CCNA, CCNP, Certification, MCSA, MCSE
I had an interesting phone call with a customer the other day. He was concerned about a certification track he had chosen. The short story behind his concern was that, with things changing so fast, how can he be sure the track won’t change midway through and he would have to start over? He had a valid concern, especially since the track he had chosen was one that has a high probability of changing.
This caused me to wonder: is there a best time to start a certification track? The more I thought about it, the more I decided that there was no decisive answer to that question. But, there are a few things you should consider before you jump onto any certification track.
First off, how long do you expect to take to complete the certification? If the certification you are seeking only requires that you pass one or two tests, then the timing isn’t as important. Typically, companies will announce a phase out period when new tests are announced. This allows you time to finish up the track you are on. However, this is not as helpful if the certification requires you pass six tests and they announce new tests a week after you take your first one.

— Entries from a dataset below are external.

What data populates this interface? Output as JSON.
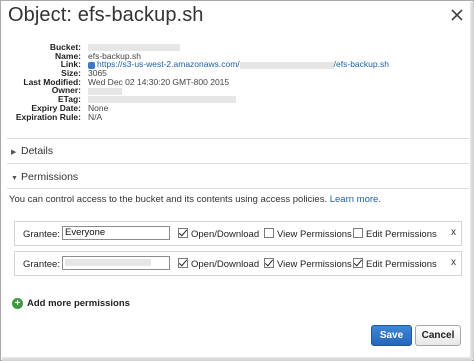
{
  "dialog": {
    "title": "Object: efs-backup.sh",
    "close_icon": "close-icon"
  },
  "properties": [
    {
      "label": "Bucket:",
      "value": ""
    },
    {
      "label": "Name:",
      "value": "efs-backup.sh"
    },
    {
      "label": "Link:",
      "value_prefix": "https://s3-us-west-2.amazonaws.com/",
      "value_suffix": "/efs-backup.sh"
    },
    {
      "label": "Size:",
      "value": "3065"
    },
    {
      "label": "Last Modified:",
      "value": "Wed Dec 02 14:30:20 GMT-800 2015"
    },
    {
      "label": "Owner:",
      "value": ""
    },
    {
      "label": "ETag:",
      "value": ""
    },
    {
      "label": "Expiry Date:",
      "value": "None"
    },
    {
      "label": "Expiration Rule:",
      "value": "N/A"
    }
  ],
  "sections": {
    "details": "Details",
    "permissions": "Permissions"
  },
  "permissions": {
    "info_text": "You can control access to the bucket and its contents using access policies.",
    "learn_more": "Learn more",
    "grantee_label": "Grantee:",
    "open_download_label": "Open/Download",
    "view_permissions_label": "View Permissions",
    "edit_permissions_label": "Edit Permissions",
    "remove_label": "x",
    "rows": [
      {
        "grantee": "Everyone",
        "open_download": true,
        "view_permissions": false,
        "edit_permissions": false
      },
      {
        "grantee": "",
        "open_download": true,
        "view_permissions": true,
        "edit_permissions": true
      }
    ],
    "add_more": "Add more permissions"
  },
  "buttons": {
    "save": "Save",
    "cancel": "Cancel"
  },
  "colors": {
    "link": "#1a5fa8",
    "save_button": "#2f74c8",
    "add_icon": "#3c9a3c"
  }
}
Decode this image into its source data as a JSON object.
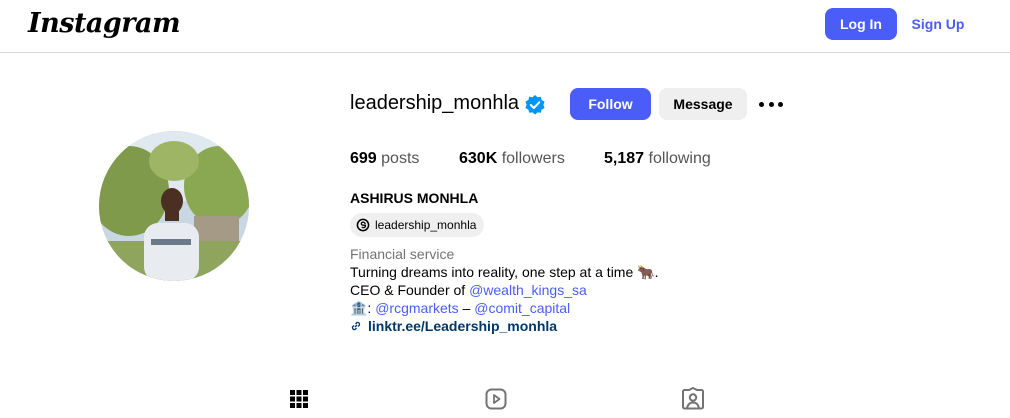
{
  "header": {
    "logo_text": "Instagram",
    "login_label": "Log In",
    "signup_label": "Sign Up"
  },
  "profile": {
    "username": "leadership_monhla",
    "verified": true,
    "follow_label": "Follow",
    "message_label": "Message",
    "stats": {
      "posts_count": "699",
      "posts_label": "posts",
      "followers_count": "630K",
      "followers_label": "followers",
      "following_count": "5,187",
      "following_label": "following"
    },
    "full_name": "ASHIRUS MONHLA",
    "threads_handle": "leadership_monhla",
    "category": "Financial service",
    "bio": {
      "line1": "Turning dreams into reality, one step at a time 🐂.",
      "line2_prefix": "CEO & Founder of ",
      "line2_mention": "@wealth_kings_sa",
      "line3_prefix": "🏦: ",
      "line3_mention1": "@rcgmarkets",
      "line3_sep": " – ",
      "line3_mention2": "@comit_capital",
      "link": "linktr.ee/Leadership_monhla"
    }
  },
  "tabs": [
    {
      "icon": "grid-icon"
    },
    {
      "icon": "reels-icon"
    },
    {
      "icon": "tagged-icon"
    }
  ],
  "colors": {
    "accent": "#4a5df9",
    "verified": "#0095f6",
    "link": "#00376b"
  }
}
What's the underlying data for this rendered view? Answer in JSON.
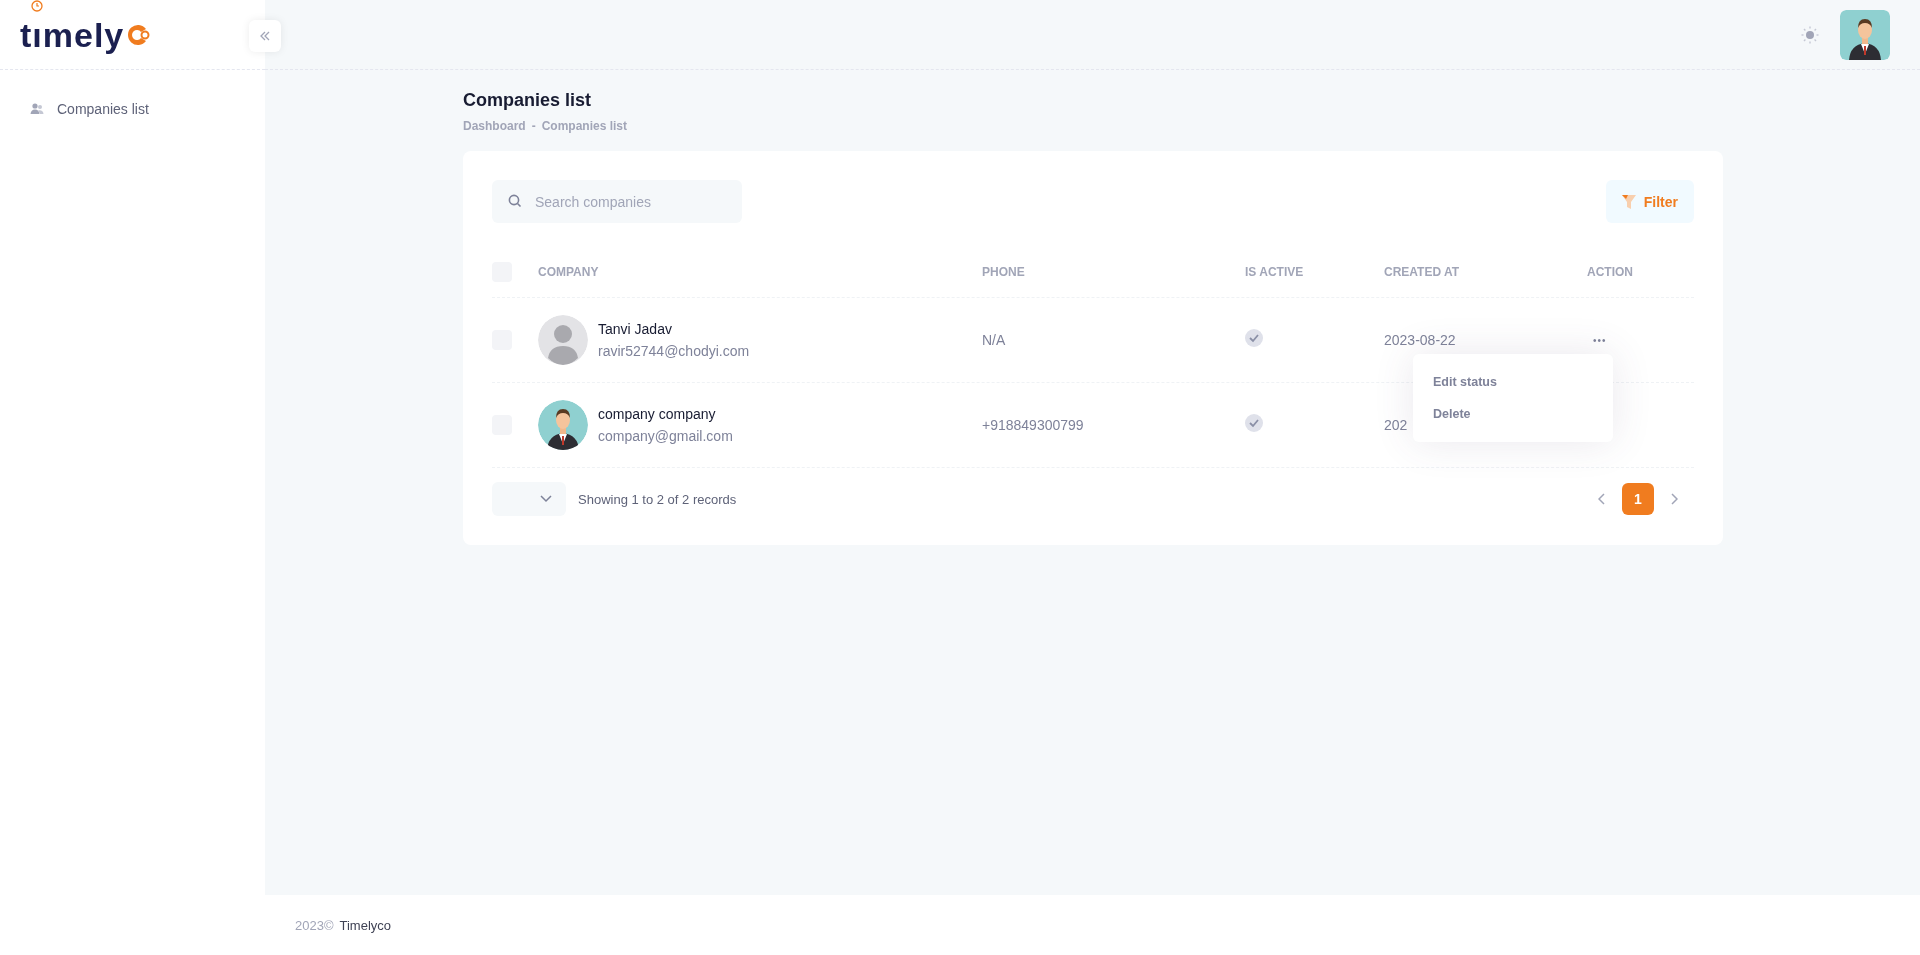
{
  "logo": {
    "text": "tımely"
  },
  "sidebar": {
    "items": [
      {
        "label": "Companies list",
        "selected": false
      }
    ]
  },
  "page": {
    "title": "Companies list",
    "breadcrumb": [
      "Dashboard",
      "-",
      "Companies list"
    ]
  },
  "search": {
    "placeholder": "Search companies"
  },
  "filter_button": {
    "label": "Filter"
  },
  "table": {
    "select_all_checked": false,
    "columns": [
      "COMPANY",
      "PHONE",
      "IS ACTIVE",
      "CREATED AT",
      "ACTION"
    ],
    "rows": [
      {
        "checked": false,
        "avatar": {
          "kind": "generic"
        },
        "name": "Tanvi Jadav",
        "email": "ravir52744@chodyi.com",
        "phone": "N/A",
        "is_active": true,
        "created_at": "2023-08-22",
        "action": "•••"
      },
      {
        "checked": false,
        "avatar": {
          "kind": "person"
        },
        "name": "company company",
        "email": "company@gmail.com",
        "phone": "+918849300799",
        "is_active": true,
        "created_at": "202"
      }
    ]
  },
  "action_menu": {
    "items": [
      "Edit status",
      "Delete"
    ]
  },
  "pagination": {
    "summary": "Showing 1 to 2 of 2 records",
    "pages": [
      {
        "label": "1",
        "selected": true
      }
    ]
  },
  "footer": {
    "year": "2023©",
    "brand": "Timelyco"
  }
}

When it comes to the certifications that are multiple tests and you expect to take longer than six months to complete, you should make sure you do your homework before you jump on the track. No one knows for sure when the requirements for a certification will change other than the sponsoring company. There are a few signs that could point to the update of a certification such as, it has been several years since it was last updated, new release of the technology that it is based on, or even the sale or merger of the sponsoring company. Keep in mind that these are indicators that a certification might be updated. Nothing is for certain, but if you see any of these indicators before you start your certification, you may want to proceed with a little caution.
OK, so let’s say you read this article after you started a certification track, and you fear the track may change before you are able to complete it. First off, stop and calm down, it may not be that bad. Typically, when a certification changes, the change is not so wide sweeping that the knowledge you have already gained won’t be applicable. Chances are there may be a few new things you will have to learn, but the bulk of the knowledge you gained will still be relevant.
All this being said, I think it is important to remember that, while the certificate may look nice on a wall, it is the knowledge that you gained while in pursuit of the certification that really matters. A certification can’t do the work – you have to.